** Assignment **
Return each line of the entries that mentions the word "data".

** Supplied material **
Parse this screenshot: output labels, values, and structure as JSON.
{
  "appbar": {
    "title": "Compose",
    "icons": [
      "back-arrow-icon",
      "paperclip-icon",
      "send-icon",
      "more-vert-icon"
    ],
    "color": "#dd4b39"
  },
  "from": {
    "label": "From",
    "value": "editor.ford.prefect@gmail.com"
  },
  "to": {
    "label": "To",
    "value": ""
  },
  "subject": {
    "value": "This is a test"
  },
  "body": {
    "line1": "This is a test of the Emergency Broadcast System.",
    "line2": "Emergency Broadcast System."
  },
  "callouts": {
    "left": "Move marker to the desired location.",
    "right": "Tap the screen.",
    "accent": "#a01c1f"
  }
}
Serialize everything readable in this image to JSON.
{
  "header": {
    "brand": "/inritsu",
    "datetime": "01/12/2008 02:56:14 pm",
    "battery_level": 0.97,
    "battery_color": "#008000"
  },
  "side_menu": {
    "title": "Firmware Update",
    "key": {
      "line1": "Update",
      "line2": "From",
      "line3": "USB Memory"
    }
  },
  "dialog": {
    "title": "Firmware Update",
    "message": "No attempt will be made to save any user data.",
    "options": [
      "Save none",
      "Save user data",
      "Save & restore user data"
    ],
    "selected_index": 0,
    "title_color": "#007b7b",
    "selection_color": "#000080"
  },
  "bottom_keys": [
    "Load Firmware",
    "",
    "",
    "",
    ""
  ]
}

** Reply **
    "message": "No attempt will be made to save any user data.",
      "Save user data",
      "Save & restore user data"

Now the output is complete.